Predicting ski racing is dangerous business. One is more likely to be wrong than right. That’s the nature of having the best in the world going at each other each week.

But, as we’ve mentioned, on the men’s side, Hirscher is the defending World Cup overall champion and he also won the GS globe last year.

Italy’s Peter Fill is the defending World Cup downhill champion. Norway’s Kjetil Jansrud finished second in the DH points, followed by Italy’s Dominik Paris.

Jansrud won the World Cup super-G title last winter, followed by Austria’s Hannes Reichelt, and Norway’s Aleksander Aamodt Kilde.

Just start name-dropping and you’ll sound like you know your World Cup.

In GS on Sunday, keep your eyes on Hirscher and Ligety. They’ve won the last eight giant slaloms held at Beaver Creek.


Yes, which brings us to the U.S. Ski Team. For the men, this is the only weekend racing in their home country. This weekend caps the two weeks the World Cup spends in North America before heading to Europe for months. These races are home games for the Americans.

Ligety has six GS wins on this course, but the speedsters have also had success at Birds of Prey. Andrew Weibrecht got his first World Cup podium here in December 2015, finishing third. He had won two Olympic medals, yet this was his first time on the steps in World Cup action.

Travis Ganong skied to Worlds downhill silver here in February 2015. Steve Nyman has three podiums here in his career.
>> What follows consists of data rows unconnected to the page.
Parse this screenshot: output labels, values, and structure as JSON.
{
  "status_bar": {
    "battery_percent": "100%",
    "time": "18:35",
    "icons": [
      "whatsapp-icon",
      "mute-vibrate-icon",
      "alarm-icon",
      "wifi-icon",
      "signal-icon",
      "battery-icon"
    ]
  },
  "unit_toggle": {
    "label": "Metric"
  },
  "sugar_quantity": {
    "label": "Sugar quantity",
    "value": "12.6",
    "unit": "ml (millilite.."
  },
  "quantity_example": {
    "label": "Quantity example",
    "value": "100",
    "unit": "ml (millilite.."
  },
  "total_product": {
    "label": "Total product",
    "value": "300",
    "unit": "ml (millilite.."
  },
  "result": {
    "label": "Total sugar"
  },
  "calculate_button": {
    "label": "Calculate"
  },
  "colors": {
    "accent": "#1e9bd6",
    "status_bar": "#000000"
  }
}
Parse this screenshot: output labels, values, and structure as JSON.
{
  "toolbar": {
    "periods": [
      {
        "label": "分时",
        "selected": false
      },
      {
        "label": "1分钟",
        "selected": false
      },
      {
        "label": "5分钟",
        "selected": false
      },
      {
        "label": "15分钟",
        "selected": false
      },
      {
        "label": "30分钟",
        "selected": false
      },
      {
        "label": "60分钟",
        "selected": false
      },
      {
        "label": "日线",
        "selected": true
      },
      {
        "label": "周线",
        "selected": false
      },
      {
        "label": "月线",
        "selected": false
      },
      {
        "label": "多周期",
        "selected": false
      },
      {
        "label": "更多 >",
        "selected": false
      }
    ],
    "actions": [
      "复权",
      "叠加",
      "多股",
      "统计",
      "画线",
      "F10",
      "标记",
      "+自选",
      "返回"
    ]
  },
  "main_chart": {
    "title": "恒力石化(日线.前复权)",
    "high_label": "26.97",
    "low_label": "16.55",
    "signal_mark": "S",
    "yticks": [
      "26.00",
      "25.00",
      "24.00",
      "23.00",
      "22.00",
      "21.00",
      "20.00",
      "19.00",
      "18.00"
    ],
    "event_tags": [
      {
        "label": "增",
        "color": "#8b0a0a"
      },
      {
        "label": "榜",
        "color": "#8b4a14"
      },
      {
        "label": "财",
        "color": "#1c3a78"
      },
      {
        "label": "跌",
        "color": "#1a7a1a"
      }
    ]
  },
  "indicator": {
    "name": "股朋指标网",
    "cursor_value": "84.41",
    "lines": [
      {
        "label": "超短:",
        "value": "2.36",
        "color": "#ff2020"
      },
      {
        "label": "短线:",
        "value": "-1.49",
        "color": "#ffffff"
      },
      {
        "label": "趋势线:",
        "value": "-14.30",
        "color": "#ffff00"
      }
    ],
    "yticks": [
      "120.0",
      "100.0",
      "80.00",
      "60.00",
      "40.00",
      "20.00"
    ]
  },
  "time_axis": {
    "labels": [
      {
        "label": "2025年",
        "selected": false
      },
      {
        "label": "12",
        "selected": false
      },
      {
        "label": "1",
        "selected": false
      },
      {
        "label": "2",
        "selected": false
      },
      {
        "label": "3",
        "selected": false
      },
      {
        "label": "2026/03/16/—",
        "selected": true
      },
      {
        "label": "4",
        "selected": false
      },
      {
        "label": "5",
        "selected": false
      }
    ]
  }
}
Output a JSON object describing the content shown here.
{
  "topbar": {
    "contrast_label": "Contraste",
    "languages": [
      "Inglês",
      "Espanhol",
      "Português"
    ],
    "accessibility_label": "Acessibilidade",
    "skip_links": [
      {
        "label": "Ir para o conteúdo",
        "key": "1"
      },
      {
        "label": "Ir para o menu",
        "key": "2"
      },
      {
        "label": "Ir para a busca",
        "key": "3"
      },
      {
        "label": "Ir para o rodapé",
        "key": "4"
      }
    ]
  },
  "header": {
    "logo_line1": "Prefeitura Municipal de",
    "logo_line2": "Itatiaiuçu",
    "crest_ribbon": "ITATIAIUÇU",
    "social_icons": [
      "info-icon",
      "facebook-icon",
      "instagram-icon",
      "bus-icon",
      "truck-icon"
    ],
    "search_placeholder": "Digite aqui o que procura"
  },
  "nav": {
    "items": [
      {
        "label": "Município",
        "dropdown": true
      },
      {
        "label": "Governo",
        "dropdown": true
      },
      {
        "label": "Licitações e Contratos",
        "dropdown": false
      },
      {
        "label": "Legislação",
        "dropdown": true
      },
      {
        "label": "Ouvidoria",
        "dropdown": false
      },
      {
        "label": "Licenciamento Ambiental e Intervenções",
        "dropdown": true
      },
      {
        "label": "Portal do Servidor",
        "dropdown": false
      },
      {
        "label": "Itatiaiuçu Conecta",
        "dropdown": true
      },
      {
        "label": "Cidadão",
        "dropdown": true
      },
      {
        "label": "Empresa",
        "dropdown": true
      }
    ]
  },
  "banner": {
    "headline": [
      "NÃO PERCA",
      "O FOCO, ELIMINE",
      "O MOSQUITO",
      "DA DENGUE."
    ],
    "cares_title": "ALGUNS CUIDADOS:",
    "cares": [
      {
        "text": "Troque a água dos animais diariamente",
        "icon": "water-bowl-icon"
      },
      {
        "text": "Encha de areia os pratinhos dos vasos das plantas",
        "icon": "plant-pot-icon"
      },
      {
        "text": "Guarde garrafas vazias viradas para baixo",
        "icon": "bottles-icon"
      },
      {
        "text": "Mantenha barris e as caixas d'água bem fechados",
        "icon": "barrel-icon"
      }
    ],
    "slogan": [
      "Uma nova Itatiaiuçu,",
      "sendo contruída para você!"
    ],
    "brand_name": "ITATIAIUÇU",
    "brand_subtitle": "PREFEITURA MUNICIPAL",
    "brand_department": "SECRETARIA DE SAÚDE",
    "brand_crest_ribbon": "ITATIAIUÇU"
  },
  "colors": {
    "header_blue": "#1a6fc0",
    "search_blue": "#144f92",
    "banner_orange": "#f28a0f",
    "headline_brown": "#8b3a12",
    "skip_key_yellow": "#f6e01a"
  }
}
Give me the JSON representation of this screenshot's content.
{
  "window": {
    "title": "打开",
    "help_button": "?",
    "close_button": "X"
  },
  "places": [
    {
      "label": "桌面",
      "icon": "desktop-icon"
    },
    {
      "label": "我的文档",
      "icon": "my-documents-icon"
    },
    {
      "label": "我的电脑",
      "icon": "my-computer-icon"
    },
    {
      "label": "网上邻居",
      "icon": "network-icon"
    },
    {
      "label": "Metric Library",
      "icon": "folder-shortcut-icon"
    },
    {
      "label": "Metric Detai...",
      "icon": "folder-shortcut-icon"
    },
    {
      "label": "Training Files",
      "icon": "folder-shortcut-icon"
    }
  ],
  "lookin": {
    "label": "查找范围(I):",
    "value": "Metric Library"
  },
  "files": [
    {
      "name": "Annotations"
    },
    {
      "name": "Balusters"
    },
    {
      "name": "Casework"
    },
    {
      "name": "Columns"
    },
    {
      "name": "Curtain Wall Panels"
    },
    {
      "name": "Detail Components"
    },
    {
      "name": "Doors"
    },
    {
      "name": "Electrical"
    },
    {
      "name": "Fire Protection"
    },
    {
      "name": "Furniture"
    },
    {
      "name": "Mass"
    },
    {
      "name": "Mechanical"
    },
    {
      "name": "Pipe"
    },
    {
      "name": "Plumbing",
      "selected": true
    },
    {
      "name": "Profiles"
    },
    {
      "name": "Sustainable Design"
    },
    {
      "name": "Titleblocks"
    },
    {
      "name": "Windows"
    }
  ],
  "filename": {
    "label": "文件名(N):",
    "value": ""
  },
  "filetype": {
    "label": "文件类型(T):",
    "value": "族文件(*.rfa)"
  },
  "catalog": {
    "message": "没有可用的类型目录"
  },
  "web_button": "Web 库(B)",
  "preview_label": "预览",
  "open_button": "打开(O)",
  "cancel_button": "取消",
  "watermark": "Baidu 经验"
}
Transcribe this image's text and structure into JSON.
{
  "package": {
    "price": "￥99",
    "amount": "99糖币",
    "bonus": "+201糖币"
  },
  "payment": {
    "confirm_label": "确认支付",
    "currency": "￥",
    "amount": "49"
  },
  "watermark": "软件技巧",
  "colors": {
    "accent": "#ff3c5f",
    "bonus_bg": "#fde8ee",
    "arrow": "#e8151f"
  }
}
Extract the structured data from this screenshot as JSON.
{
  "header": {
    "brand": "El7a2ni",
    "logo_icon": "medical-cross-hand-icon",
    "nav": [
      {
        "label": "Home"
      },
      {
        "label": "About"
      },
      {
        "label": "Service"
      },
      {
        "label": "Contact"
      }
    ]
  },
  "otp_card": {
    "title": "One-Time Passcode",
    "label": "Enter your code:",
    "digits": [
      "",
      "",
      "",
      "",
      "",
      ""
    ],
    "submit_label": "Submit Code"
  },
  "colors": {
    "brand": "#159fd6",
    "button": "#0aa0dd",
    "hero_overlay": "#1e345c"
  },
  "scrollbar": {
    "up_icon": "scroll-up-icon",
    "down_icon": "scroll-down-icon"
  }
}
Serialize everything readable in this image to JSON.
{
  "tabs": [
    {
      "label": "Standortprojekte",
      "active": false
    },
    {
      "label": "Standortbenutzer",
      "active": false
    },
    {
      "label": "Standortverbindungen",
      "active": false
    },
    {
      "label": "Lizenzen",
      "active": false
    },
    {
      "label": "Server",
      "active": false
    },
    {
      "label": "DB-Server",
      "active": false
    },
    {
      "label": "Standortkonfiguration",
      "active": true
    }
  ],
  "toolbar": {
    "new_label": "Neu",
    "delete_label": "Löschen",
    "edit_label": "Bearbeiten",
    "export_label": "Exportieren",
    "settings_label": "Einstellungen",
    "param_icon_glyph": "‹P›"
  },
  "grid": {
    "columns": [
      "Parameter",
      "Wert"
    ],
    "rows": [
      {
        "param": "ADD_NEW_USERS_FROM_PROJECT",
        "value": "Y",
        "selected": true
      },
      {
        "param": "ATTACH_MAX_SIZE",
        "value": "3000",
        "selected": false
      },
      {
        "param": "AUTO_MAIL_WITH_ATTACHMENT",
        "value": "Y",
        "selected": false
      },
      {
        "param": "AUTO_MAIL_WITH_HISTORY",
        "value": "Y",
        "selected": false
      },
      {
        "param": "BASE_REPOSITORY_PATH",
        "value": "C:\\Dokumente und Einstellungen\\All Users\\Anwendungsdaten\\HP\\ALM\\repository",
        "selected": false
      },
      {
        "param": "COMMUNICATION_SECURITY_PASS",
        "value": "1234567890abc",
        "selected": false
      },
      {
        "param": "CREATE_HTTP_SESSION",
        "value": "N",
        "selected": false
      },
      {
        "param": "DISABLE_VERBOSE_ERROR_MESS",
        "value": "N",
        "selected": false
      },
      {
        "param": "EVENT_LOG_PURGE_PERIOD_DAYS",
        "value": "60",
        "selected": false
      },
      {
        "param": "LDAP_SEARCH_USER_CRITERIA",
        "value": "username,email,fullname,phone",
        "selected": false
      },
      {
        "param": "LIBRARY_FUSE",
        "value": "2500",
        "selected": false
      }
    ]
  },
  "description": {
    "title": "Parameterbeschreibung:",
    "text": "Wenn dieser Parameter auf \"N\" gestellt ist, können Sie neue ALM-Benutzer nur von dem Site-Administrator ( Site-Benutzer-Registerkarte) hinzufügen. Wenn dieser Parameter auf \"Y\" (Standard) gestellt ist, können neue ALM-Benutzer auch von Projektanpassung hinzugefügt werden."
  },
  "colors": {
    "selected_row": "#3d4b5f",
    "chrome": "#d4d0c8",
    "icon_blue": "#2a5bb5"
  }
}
As of downhill training on Wednesday, Nov. 29, set for 11:45 a.m., there is no public skiing access to the course. Beaver Creek, as a World Cup host, has gotten its shuttle-bus service down to an art form. Park in the lots, and hop the bus to Beaver Creek Village. The bus to the finish stadium at Red Tail will be right there.